Shakespeare’s most intense and terrifying tragedy, directed by Rufus Norris (The Threepenny Opera, London Road), will see Rory Kinnear (Young Marx, Othello) and Anne-Marie Duff (Oil, Suffragette) return to the National Theatre to play Macbeth and Lady Macbeth.

The ruined aftermath of a bloody civil war. Ruthlessly fighting to survive, the Macbeths are propelled towards the crown by forces of elemental darkness.


MANON The Royal Ballet

Choreography: Kenneth MacMillan Music: Jules Massenet
LIVE: Thursday 3 May 7.15pm
ENCORE: Friday 4 May 7.15pm

Kenneth Macmillan’s powerful telling of Manon and des grieux’s tragic love is a masterpiece of modern ballet, set to music by Massenet.


Manon’s brother Lescaut is offering her to the highest bidder when she meets Des Grieux and falls in love. They elope to Paris, but when Monsieur G.M. offers Manon a life of luxury as his mistress she can’t resist. With the Lescauts’ encouragement Des Grieux cheats at cards in an attempt to win Monsieur G.M.’s fortune. They are caught. Manon is arrested as a prostitute and deported to New Orleans, followed by Des Grieux. On the run, Manon dies from exhaustion. Kenneth MacMillan’s source for Manon was the 18th-century French novel already adapted for opera by Massenet and Puccini.

The premiere was given on 7 March 1974, with the lead roles danced by Antoinette Sibley and Anthony Dowell. The ballet quickly became a staple of The Royal Ballet’s repertory, and a touchstone of adult, dramatic dance.MacMillan found new sympathy with the capricious Manon and her struggle to escape poverty.

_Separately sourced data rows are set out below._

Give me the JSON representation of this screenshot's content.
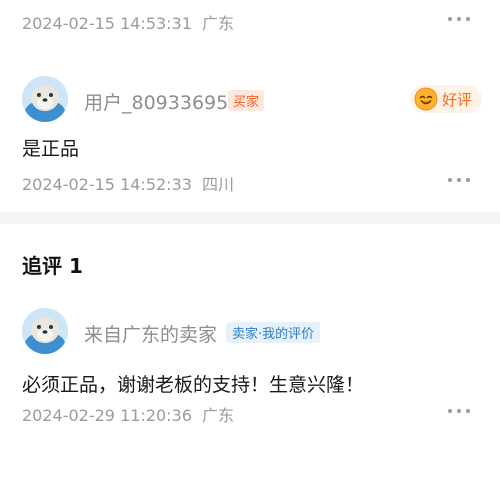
{
  "review_prev": {
    "date": "2024-02-15 14:53:31",
    "location": "广东"
  },
  "review_main": {
    "username": "用户_80933695",
    "role_badge": "买家",
    "rating_label": "好评",
    "content": "是正品",
    "date": "2024-02-15 14:52:33",
    "location": "四川"
  },
  "followup": {
    "title": "追评",
    "count": "1",
    "username": "来自广东的卖家",
    "role_badge": "卖家·我的评价",
    "content": "必须正品，谢谢老板的支持！生意兴隆！",
    "date": "2024-02-29 11:20:36",
    "location": "广东"
  },
  "icons": {
    "more": "more-dots-icon",
    "avatar": "seal-avatar-icon",
    "rating": "smile-emoji-icon"
  },
  "colors": {
    "buyer_badge": "#ff5a1f",
    "seller_badge": "#2f7cc9",
    "rating_text": "#ff6a1a",
    "meta_text": "#9b9b9b"
  }
}
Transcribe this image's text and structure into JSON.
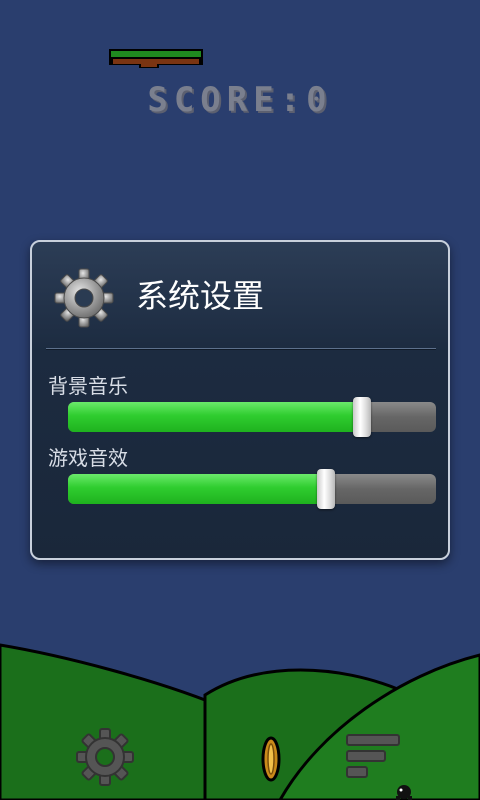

Designs by his regular collaborator Nicholas Georgiadis reflect this, depicting a world of lavish splendour polluted by miserable destitution. MacMillan’s spectacular ensemble scenes for the whole Company create vivid, complex portraits of the distinct societies of Paris and New Orleans. But it is Manon and Des Grieux’s impassioned pas de deux– recalling the intensity of MacMillan’s earlier Romeo and Juliet– that drive this tragic story, and make Manonone of MacMillan’s most powerful dramas.